He had previously planned to kidnap President Lincoln, but when that plan did not work he decided to assassinate him instead. He had the help of three others in his plot, with the intention of also assassinating Vice President Johnson, Secretary Seward, and General Grant. The wounded Lincoln was rushed across the street to the Petersen house where he was attended to for nine hours. After fighting for life like only he could, President Abraham Lincoln passed away at 7:22 a.m. on the morning of April 15, 1865.

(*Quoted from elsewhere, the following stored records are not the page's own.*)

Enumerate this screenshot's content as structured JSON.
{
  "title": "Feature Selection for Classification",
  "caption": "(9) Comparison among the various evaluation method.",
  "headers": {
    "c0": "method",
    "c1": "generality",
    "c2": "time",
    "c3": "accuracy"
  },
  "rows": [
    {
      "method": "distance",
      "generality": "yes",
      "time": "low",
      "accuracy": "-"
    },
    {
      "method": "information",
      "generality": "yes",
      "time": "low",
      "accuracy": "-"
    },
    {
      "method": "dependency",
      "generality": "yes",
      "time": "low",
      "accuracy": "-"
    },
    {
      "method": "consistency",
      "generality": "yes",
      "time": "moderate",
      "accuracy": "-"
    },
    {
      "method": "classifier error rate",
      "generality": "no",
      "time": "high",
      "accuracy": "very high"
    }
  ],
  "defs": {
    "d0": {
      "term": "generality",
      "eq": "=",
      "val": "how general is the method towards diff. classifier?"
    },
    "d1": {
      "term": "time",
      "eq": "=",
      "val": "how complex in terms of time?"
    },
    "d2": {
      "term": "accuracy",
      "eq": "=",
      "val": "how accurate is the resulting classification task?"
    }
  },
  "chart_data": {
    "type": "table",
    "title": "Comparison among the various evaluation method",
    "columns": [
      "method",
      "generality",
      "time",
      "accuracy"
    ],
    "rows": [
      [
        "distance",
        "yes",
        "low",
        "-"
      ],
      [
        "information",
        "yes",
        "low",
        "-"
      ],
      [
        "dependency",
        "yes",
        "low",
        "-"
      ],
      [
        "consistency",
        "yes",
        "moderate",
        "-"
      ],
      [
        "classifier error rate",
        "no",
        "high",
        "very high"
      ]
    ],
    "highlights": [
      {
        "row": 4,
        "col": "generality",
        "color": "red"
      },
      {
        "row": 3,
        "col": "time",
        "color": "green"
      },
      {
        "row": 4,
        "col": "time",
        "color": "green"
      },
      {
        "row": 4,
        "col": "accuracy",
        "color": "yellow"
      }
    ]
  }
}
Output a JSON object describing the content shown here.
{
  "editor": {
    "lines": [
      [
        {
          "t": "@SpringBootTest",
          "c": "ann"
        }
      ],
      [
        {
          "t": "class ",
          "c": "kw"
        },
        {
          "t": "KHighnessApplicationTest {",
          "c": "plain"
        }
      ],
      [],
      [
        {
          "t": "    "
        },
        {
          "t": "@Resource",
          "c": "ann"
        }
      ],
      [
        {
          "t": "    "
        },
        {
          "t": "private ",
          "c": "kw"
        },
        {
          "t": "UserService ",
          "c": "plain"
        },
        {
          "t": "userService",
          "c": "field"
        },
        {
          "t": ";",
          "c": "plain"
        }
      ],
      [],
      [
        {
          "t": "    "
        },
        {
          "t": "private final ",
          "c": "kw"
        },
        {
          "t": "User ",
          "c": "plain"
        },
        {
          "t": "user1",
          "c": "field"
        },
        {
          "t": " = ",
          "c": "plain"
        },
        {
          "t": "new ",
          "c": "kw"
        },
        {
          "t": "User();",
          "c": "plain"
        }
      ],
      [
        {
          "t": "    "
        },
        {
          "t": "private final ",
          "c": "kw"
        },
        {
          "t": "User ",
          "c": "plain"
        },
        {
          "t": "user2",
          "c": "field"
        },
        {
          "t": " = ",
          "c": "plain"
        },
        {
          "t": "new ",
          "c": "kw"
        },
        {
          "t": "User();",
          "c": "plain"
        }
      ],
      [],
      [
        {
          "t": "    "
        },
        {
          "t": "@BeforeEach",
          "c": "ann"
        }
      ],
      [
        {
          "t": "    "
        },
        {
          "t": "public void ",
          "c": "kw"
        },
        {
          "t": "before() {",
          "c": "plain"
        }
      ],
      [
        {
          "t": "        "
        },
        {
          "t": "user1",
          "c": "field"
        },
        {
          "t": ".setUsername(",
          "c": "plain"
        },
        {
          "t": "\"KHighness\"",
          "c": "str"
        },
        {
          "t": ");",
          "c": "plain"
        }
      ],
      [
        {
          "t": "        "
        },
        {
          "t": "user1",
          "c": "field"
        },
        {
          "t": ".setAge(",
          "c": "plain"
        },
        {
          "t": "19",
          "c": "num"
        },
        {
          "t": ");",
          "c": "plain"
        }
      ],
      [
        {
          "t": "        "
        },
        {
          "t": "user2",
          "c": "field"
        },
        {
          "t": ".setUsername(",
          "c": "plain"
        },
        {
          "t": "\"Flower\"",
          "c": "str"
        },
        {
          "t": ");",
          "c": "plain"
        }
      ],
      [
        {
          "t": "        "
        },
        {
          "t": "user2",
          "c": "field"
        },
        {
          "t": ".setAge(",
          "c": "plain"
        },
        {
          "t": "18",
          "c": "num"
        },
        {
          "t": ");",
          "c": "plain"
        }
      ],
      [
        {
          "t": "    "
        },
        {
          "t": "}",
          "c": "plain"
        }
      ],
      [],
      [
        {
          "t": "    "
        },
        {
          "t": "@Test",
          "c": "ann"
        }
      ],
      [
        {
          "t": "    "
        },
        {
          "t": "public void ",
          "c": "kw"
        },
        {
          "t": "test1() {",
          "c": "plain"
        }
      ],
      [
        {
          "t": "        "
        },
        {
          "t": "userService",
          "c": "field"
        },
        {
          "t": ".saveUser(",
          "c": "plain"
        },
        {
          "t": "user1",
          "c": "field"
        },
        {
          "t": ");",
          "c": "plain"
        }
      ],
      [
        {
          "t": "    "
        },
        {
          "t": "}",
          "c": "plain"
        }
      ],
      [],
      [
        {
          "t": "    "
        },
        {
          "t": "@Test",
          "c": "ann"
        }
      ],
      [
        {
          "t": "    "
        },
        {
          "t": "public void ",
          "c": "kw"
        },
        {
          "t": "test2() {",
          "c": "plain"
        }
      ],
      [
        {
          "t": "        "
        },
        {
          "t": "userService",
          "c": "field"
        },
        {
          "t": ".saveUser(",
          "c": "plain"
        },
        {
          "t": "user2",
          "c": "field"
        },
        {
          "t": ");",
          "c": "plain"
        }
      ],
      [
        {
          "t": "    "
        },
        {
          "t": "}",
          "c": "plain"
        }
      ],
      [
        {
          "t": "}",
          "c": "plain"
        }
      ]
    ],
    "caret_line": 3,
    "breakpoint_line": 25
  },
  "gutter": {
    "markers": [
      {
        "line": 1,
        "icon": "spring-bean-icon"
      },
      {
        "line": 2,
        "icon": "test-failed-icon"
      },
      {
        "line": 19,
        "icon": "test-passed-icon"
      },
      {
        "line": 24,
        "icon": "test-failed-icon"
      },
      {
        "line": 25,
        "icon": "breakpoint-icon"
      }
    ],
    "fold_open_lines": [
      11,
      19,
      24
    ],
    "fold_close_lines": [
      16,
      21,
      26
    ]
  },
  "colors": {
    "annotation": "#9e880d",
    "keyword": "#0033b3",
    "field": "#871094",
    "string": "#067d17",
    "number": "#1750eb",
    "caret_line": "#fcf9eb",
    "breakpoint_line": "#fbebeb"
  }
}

“Even he who now sleeps, has, by this event, been clothed with a new influence..Now his simple and weighty words will be gathered like those of Washington, and your children, and your children’s children, shall be taught to ponder the simplicity and deep wisdom of utterances which, in their time, passed, in party heat, as idle words.” –Reverend Henry Ward Beecher, 1865 “A greater work is seldom performed by a single man. Generations yet unborn will rise up and call him blessed.” –Reverend James Reed, 1865 “..In all America, there was, perhaps, not one man who less deserved to be the victim of this revolution, than he who has just fallen.” –The London Times, 1865 “Abraham Lincoln..was at home and welcome with the humblest, and had a spirit and a practical vein in the times of terror that commanded the admiration of the wisest. His heart was as great as the world, but there was no room in it to hold the memory of a wrong.” –Ralph Waldo Emerson, 1876 “If one would know the greatness of Lincoln one should listen to the stories which are told about him in other parts of the world. I have been in wild places where one hears the name of America uttered with such mystery as if it were some heaven or hell..but I heard this only in connection with the name Lincoln.” –Leo Tolstoy (1828-1910) “In the days before antiseptic surgery, Lincoln had foreshadowed his own demise; his efforts to preserve the life of the nation had been successful at the cost of its strongest limb.” (p 446) My View on the Book I found this book interesting and was surprised it was not another documentary style written biography. It was actually interesting to read due to Oates creative writing style. And being a factual historical story I learned a little about the life style of the post-colonial period and of course, the life of Lincoln himself whom I know like a close relative now due to the deep personal as well as external imagery expressed in this biography.